━━ Records to use

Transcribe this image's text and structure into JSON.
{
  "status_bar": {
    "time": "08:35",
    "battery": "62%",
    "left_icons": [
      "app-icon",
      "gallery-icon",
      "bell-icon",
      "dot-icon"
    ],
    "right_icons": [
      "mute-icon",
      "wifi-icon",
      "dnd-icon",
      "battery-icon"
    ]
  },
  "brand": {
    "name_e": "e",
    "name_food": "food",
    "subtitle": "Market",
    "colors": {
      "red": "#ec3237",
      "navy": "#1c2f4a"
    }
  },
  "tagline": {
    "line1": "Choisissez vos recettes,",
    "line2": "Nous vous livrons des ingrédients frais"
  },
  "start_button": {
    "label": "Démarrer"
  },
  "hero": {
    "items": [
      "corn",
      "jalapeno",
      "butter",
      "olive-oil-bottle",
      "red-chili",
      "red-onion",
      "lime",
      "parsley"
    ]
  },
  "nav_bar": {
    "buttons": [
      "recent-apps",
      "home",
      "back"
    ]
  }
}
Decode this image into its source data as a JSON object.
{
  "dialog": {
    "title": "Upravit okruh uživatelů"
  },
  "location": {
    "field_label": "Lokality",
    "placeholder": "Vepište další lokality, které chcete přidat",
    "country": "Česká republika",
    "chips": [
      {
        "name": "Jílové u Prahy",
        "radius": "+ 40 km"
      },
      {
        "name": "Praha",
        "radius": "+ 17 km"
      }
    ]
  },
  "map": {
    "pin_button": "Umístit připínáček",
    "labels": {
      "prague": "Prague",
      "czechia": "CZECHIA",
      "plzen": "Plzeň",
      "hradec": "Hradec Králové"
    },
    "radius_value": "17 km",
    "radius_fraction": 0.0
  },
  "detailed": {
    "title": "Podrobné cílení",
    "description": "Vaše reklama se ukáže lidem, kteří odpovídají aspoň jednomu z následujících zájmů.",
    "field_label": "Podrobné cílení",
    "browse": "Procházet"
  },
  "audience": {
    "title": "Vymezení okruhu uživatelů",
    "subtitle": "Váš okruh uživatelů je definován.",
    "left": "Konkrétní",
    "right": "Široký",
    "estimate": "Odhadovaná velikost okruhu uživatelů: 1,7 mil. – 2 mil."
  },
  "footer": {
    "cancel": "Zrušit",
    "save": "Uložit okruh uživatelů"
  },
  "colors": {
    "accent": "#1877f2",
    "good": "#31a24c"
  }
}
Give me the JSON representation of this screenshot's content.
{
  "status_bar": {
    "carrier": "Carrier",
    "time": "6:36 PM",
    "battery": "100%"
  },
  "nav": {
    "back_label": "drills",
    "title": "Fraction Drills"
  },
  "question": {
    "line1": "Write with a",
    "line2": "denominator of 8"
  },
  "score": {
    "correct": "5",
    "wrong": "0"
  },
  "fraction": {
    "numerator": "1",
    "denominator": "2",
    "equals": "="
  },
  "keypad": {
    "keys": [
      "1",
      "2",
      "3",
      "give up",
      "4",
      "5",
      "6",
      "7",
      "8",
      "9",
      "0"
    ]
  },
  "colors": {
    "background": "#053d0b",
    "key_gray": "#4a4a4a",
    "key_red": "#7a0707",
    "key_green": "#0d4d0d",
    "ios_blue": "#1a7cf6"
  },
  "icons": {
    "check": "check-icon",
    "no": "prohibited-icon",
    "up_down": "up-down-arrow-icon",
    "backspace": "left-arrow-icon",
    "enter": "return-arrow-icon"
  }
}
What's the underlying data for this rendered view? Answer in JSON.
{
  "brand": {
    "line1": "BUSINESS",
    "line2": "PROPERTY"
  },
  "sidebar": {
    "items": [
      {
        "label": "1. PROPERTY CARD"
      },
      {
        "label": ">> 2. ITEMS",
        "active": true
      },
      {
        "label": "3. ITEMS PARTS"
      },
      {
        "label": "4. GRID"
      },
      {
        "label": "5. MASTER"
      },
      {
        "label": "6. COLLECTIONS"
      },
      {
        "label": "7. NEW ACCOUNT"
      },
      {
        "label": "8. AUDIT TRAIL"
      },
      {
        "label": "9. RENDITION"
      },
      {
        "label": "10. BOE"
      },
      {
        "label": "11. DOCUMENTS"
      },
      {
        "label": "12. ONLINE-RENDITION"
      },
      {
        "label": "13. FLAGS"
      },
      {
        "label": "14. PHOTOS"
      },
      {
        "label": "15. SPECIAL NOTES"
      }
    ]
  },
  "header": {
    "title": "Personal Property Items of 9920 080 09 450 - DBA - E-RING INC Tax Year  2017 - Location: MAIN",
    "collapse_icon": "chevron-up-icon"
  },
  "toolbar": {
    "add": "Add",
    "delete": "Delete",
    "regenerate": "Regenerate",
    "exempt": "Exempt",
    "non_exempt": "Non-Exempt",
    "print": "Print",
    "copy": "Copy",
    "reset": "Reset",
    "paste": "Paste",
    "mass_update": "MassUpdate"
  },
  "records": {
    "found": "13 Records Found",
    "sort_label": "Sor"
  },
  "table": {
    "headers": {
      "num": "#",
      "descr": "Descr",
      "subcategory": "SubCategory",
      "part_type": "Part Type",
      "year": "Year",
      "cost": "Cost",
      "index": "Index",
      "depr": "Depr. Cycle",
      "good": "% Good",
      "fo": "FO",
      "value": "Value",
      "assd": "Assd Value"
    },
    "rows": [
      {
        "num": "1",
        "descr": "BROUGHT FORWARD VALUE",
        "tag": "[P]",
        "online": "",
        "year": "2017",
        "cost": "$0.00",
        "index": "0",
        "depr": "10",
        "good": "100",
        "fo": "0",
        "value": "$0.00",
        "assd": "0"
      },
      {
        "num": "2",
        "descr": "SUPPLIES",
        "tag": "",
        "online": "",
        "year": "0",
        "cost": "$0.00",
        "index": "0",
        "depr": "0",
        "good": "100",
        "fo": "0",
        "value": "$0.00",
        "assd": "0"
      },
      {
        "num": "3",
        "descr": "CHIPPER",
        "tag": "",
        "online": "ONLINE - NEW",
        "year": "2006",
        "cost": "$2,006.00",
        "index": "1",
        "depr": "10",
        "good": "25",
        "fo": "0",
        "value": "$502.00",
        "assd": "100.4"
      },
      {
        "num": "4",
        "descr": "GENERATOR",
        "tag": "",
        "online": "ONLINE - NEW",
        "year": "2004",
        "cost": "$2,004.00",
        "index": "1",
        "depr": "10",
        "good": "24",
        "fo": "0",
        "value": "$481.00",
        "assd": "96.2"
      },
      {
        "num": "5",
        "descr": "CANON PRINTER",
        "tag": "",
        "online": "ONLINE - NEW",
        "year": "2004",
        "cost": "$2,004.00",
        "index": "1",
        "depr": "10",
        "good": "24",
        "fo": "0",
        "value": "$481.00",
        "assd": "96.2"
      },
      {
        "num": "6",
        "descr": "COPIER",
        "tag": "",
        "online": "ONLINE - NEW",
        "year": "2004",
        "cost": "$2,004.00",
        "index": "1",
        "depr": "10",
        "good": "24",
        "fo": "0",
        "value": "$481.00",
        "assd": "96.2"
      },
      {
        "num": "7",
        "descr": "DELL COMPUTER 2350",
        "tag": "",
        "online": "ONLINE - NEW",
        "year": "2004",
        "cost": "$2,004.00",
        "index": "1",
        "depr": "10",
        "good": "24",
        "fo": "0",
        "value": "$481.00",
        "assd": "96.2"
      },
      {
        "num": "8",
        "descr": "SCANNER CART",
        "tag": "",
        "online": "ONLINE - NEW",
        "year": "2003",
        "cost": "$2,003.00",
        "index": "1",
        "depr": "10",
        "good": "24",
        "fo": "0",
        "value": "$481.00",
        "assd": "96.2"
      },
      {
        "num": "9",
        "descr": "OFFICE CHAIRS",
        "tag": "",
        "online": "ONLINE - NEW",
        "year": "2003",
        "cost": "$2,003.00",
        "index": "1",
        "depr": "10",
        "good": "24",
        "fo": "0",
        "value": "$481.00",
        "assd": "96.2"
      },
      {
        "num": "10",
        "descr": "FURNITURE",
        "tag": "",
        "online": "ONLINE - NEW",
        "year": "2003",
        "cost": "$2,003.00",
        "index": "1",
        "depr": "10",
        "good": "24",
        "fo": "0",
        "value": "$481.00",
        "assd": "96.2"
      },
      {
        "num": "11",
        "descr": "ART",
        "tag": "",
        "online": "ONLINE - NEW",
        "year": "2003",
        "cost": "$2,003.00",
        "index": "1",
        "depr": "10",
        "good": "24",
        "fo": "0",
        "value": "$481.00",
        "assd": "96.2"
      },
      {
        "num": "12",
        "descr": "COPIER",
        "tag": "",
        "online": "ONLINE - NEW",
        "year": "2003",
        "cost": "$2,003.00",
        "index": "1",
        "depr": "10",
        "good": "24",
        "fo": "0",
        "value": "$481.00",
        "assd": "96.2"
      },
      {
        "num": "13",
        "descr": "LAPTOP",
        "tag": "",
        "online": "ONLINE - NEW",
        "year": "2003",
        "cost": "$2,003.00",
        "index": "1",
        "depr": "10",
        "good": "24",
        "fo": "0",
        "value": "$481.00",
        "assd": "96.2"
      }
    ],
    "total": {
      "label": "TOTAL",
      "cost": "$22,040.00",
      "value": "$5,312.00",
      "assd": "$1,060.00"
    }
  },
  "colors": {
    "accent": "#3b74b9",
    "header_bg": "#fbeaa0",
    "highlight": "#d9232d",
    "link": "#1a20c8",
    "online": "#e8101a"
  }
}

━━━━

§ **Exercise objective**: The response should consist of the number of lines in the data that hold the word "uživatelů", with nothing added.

§ **Solution to this exercise**: 5